When a former customer who left owing us money shows up at the teller window to cash a check written to him by one of our account holders, can we seize the proceeds of the check to go toward what we’re owed?
The opt-in requirements under 1005.17(b)(1) state that a bank "shall not assess a fee or charge on a consumer's account for paying an ATM or one-time card transaction." Does the "one-time" term mean that we cannot charge a fee on the first transaction of two or more being paid and then we can charge a fee on the second when the consumer has not opted-in? For example, if a customer has not opted-in and an ATM causes an overdraft into the consumers account and then two EFTs are received and paid on the same day as the ATM for processing, can we charge or not an overdraft fee for any of the EFTs? On subsequent days, if the account is overdrawn by EFTs, can a fee for overdraft be charged?
We have a customer that wants to opt out of email/mail and telephone contact with us. In fact we have no telephone number on file to contact him. He doesn't want emails or letters. My question is, are we required to comply with requests for opt out to include postal items and email?
We are working with a consumer mortgage customer and their escrow account for their insurance and taxes. They have a hardship case due to advanced age and declining health issues, and we are looking at ways to keep their payments as low as possible. I know that it is required by regulation to keep payment reserves in the escrow account, but if we reduce or waive those requirements could we still be cited for not following the letter of the regulation?

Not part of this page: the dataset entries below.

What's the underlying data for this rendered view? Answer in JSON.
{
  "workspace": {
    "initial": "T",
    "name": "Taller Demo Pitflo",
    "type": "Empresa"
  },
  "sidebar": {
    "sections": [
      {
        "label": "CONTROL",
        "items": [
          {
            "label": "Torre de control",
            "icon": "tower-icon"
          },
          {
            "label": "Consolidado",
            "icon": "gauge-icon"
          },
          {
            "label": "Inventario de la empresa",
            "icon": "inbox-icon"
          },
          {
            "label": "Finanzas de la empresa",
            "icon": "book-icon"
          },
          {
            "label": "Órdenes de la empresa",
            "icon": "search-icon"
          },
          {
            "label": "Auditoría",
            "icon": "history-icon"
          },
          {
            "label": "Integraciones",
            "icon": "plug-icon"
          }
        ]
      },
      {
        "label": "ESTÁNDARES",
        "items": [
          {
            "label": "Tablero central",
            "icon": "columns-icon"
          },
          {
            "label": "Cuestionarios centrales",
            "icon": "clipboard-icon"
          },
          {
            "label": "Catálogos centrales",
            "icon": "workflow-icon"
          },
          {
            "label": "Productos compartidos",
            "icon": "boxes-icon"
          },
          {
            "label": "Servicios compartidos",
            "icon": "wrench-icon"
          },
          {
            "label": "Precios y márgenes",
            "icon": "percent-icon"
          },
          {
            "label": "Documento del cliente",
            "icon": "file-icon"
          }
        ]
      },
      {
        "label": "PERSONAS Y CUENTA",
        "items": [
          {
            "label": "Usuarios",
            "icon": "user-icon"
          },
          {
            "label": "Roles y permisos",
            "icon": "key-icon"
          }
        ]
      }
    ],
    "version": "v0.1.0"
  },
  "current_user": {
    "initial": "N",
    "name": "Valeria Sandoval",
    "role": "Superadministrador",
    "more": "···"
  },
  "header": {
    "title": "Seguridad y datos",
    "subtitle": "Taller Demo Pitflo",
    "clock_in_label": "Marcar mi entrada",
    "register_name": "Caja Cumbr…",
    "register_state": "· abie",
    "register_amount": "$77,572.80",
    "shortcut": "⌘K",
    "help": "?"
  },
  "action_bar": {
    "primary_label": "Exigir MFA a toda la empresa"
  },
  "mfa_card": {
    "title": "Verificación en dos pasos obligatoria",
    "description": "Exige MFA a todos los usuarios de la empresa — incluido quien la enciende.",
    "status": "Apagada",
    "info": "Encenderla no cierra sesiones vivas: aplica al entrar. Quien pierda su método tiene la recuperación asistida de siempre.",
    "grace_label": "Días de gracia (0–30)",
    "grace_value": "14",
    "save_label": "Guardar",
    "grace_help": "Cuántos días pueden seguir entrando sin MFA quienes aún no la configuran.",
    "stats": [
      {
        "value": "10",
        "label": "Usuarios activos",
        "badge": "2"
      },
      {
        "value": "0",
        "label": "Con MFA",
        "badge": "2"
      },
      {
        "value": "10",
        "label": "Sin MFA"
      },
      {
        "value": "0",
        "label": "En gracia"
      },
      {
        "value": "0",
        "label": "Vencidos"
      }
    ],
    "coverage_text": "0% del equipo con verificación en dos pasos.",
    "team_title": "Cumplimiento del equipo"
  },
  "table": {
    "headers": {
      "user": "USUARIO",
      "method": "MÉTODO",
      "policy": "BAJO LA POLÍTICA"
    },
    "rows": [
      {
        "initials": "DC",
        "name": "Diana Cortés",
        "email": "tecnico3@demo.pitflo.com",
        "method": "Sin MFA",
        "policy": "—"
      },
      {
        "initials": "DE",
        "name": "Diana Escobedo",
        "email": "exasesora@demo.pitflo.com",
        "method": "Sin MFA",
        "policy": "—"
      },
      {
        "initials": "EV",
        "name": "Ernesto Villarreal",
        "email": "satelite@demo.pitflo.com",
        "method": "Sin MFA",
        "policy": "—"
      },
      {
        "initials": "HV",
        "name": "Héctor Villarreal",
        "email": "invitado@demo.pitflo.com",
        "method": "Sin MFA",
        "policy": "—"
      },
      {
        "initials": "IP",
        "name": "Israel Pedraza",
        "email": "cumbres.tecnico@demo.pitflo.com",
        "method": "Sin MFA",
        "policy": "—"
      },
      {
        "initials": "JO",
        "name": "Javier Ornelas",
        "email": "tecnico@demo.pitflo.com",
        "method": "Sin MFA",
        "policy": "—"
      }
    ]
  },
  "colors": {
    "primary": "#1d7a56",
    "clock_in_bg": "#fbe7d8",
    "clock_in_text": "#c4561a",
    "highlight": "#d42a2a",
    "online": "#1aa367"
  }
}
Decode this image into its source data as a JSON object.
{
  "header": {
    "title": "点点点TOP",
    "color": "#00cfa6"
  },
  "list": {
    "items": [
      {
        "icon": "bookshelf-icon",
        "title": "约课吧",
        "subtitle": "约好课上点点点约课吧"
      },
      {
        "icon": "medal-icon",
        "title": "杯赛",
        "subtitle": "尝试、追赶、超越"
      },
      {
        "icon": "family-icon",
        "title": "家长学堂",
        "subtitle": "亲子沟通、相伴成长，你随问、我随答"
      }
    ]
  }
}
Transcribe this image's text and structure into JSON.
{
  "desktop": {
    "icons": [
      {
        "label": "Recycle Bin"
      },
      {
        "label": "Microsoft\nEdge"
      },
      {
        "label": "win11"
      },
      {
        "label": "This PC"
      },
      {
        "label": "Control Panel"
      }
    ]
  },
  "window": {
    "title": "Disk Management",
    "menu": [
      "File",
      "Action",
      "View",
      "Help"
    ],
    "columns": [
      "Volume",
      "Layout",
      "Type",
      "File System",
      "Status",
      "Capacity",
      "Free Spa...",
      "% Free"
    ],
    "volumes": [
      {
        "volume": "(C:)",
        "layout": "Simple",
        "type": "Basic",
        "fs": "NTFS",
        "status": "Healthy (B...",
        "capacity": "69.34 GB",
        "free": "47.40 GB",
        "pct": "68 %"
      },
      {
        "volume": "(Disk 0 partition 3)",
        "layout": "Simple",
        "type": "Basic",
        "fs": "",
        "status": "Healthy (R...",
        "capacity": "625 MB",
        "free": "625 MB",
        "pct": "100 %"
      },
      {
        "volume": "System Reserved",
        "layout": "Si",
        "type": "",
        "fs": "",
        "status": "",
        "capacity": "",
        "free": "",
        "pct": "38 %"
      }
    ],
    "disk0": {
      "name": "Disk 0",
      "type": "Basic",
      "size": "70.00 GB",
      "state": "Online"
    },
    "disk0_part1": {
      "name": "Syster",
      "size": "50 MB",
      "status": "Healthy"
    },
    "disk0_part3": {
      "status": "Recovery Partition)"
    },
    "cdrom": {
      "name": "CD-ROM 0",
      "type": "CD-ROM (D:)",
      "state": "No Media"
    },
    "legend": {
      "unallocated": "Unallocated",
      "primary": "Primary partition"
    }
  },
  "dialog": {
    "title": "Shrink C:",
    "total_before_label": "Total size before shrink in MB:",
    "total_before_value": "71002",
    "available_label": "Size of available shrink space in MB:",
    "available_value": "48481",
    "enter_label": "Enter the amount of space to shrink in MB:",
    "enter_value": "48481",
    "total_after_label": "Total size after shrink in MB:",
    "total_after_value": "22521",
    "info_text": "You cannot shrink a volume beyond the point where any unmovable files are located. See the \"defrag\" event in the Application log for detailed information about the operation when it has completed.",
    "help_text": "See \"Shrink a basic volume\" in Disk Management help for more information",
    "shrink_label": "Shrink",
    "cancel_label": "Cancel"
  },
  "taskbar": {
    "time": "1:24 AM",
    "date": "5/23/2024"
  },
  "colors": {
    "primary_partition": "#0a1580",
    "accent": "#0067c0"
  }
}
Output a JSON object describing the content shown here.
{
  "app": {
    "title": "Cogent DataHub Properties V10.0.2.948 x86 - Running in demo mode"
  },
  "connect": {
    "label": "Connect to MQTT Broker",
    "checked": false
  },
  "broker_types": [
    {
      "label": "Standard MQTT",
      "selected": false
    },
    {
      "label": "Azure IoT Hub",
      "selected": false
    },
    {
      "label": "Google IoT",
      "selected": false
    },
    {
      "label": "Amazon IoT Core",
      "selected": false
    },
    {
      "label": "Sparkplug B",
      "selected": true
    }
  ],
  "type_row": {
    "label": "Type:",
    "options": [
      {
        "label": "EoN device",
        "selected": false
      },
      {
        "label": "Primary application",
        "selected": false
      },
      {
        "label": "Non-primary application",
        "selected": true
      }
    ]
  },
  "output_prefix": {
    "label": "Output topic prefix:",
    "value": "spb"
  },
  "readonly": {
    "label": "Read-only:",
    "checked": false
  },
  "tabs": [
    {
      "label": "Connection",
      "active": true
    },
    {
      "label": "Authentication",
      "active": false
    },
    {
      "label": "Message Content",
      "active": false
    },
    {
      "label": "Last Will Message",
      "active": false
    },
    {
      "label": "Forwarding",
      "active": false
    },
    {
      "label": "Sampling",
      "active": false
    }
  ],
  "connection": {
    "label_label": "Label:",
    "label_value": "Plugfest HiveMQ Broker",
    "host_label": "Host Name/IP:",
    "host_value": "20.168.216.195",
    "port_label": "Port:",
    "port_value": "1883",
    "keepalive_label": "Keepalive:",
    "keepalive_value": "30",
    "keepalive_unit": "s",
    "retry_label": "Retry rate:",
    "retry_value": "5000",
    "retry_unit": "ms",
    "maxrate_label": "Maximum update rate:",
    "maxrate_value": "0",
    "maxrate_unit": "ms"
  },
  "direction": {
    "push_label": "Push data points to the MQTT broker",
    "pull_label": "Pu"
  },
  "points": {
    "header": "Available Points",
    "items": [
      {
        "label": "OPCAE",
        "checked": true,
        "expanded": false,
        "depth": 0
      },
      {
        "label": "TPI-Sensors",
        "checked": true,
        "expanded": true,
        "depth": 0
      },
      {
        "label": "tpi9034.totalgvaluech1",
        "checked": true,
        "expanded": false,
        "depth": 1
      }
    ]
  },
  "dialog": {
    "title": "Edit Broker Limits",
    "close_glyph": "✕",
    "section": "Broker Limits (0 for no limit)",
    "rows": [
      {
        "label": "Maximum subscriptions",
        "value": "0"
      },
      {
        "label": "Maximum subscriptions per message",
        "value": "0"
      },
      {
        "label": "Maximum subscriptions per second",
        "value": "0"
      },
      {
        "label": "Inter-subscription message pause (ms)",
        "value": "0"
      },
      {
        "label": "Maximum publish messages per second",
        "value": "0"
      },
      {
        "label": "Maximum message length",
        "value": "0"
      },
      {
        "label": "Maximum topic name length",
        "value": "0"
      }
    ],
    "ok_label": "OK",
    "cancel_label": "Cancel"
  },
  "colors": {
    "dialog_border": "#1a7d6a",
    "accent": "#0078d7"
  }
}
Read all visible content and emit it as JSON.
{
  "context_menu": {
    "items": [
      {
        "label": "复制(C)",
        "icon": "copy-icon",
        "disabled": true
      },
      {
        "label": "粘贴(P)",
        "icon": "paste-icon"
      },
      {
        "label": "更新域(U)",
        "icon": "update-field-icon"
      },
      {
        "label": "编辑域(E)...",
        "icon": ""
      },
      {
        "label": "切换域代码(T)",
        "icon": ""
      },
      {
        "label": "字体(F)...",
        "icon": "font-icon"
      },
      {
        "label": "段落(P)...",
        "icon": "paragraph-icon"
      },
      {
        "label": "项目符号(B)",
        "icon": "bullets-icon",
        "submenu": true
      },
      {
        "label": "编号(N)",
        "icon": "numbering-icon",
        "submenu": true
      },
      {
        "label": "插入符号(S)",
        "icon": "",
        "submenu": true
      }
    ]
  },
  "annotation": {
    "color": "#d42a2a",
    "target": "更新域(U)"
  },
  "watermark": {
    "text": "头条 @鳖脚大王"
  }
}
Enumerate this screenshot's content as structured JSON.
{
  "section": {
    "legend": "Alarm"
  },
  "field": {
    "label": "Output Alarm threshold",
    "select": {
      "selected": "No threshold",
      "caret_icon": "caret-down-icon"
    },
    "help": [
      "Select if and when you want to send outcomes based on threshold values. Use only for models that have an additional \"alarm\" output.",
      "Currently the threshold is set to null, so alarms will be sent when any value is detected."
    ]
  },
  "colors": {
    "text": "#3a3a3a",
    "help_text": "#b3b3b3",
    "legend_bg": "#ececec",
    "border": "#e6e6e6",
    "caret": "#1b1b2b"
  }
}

If a customer requests a stop payment on an ACH debit (on the day of presentment), are we required to honor their request? Or since they've indicated they've revoked authorization, should we ask them to complete the WSUD instead?